Important Life Jacket Tips:

  • Even the most experienced swimmers and boaters can misjudge changing water conditions in open water. Be prepared at all times by wearing a life jacket - you'll never know when you'll be tossed into the water.
  • Parents are powerful role models - if they wear life jackets, it's more likely their children will too.
  • A number of water safety laws improve the use of life jackets and prevent drowning:
    • Children 12 years old and under must wear a U.S. Coast Guard-approved life jacket on moving boats less than 19 feet in length in Washington.
    • Recreational boats must carry one U.S. Coast Guard-approved life jacket for each person aboard. The life jacket must be readily accessible, properly sized, and in good condition. This is a nationwide Coast Guard regulation.
    • For additional boating law information go to
  • Take life jackets, a rescue device, a cell phone, and someone who knows CPR whenever you are out on the water.
  • Parents need to teach their children about the dangers of open water at rivers and beaches.
  • Have children wear a life jacket that fits them properly.
  • Many sporting goods stores will assist customers in selecting appropriate, properly fitting life jackets.
  • Watch children closely around water - they can go under water quickly and quietly. See the information below to learn more about a way to make sure that someone is always watching the kids near the water.

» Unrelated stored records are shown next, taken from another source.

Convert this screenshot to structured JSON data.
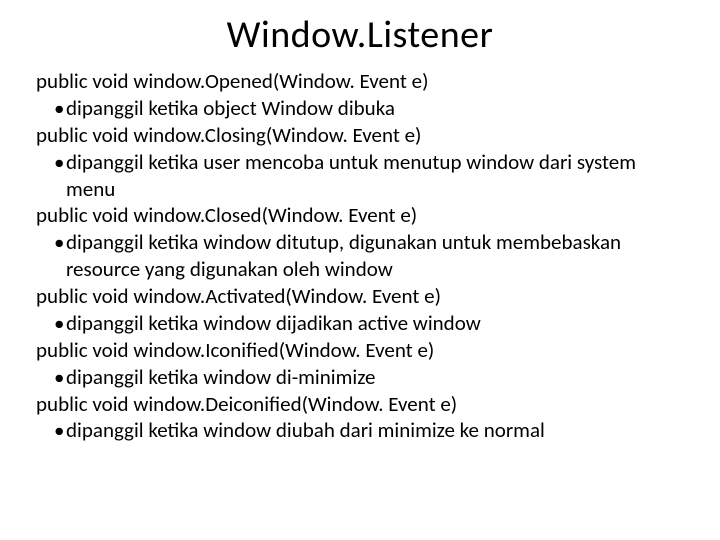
{
  "title": "Window.Listener",
  "items": [
    {
      "sig": "public void window.Opened(Window. Event e)",
      "desc": "dipanggil ketika object Window dibuka"
    },
    {
      "sig": "public void window.Closing(Window. Event e)",
      "desc": "dipanggil ketika user mencoba untuk menutup window dari system menu"
    },
    {
      "sig": "public void window.Closed(Window. Event e)",
      "desc": "dipanggil ketika window ditutup, digunakan untuk membebaskan resource yang digunakan oleh window"
    },
    {
      "sig": "public void window.Activated(Window. Event e)",
      "desc": "dipanggil ketika window dijadikan active window"
    },
    {
      "sig": "public void window.Iconified(Window. Event e)",
      "desc": "dipanggil ketika window di-minimize"
    },
    {
      "sig": "public void window.Deiconified(Window. Event e)",
      "desc": "dipanggil ketika window diubah dari minimize ke normal"
    }
  ],
  "bullet": "•"
}
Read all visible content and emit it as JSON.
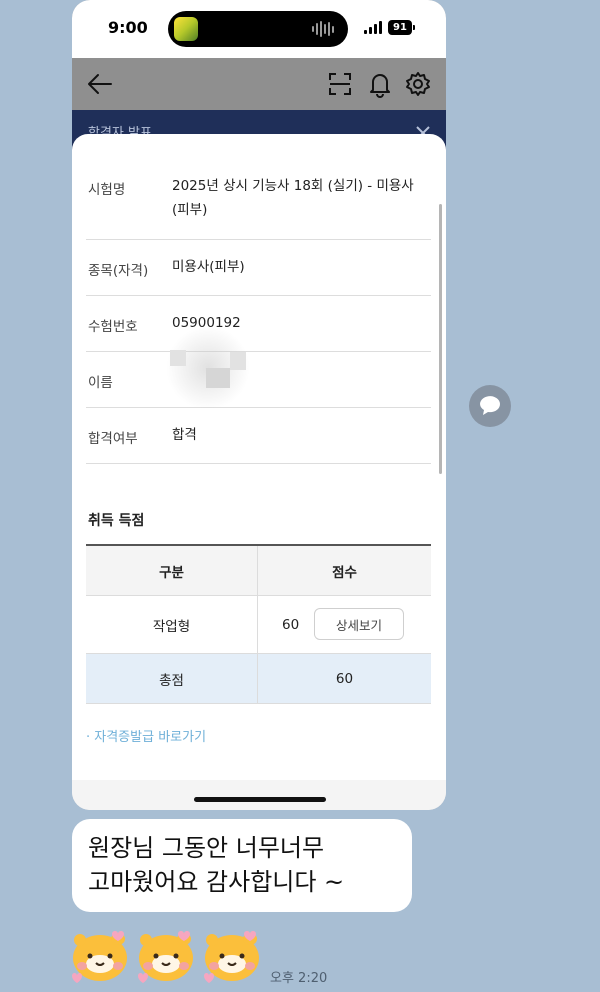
{
  "status_bar": {
    "time": "9:00",
    "battery": "91"
  },
  "banner": {
    "text": "합격자 발표"
  },
  "result": {
    "rows": [
      {
        "label": "시험명",
        "value_line1": "2025년 상시 기능사 18회 (실기) - 미용사",
        "value_line2": "(피부)"
      },
      {
        "label": "종목(자격)",
        "value": "미용사(피부)"
      },
      {
        "label": "수험번호",
        "value": "05900192"
      },
      {
        "label": "이름",
        "value": ""
      },
      {
        "label": "합격여부",
        "value": "합격"
      }
    ]
  },
  "scores": {
    "title": "취득 득점",
    "headers": [
      "구분",
      "점수"
    ],
    "rows": [
      {
        "category": "작업형",
        "score": "60",
        "button": "상세보기"
      },
      {
        "category": "총점",
        "score": "60"
      }
    ]
  },
  "certificate_link": "· 자격증발급 바로가기",
  "chat": {
    "message_line1": "원장님 그동안 너무너무",
    "message_line2": "고마웠어요 감사합니다 ~",
    "time": "오후 2:20"
  },
  "icons": [
    "back-arrow-icon",
    "scan-icon",
    "bell-icon",
    "gear-icon",
    "close-icon",
    "share-icon",
    "emoticon"
  ],
  "colors": {
    "chat_bg": "#a8bed3",
    "banner_bg": "#1f2f59",
    "total_row_bg": "#e4eef8",
    "link": "#6fb0d8"
  }
}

Child Watcher Tags:
The Spokane Regional Health District has developed a Designated Child Watcher Tag for use by parents who are supervising children during water recreation activities. These activities include swimming at the pool or the beach, and boating, especially when a group of children are present at waterside social gatherings such as barbecues or birthday parties. The tag contains Rescue Steps and Rescue Breathing Tips for Children and Infants to assist a child watcher needing to respond to a submersion incident. A whistle is attached for signaling the attention of children involved in water play. A brochure also accompanies the tag with information regarding responsible supervision of children around water activities both at home and away from home, with an emphasis on designating a responsible adult to watch the children.

The Designated Child Watcher tags and brochures are being distributed at local community events and are available free to the public by contacting the Spokane Regional Health District at 324-1560 ext 4.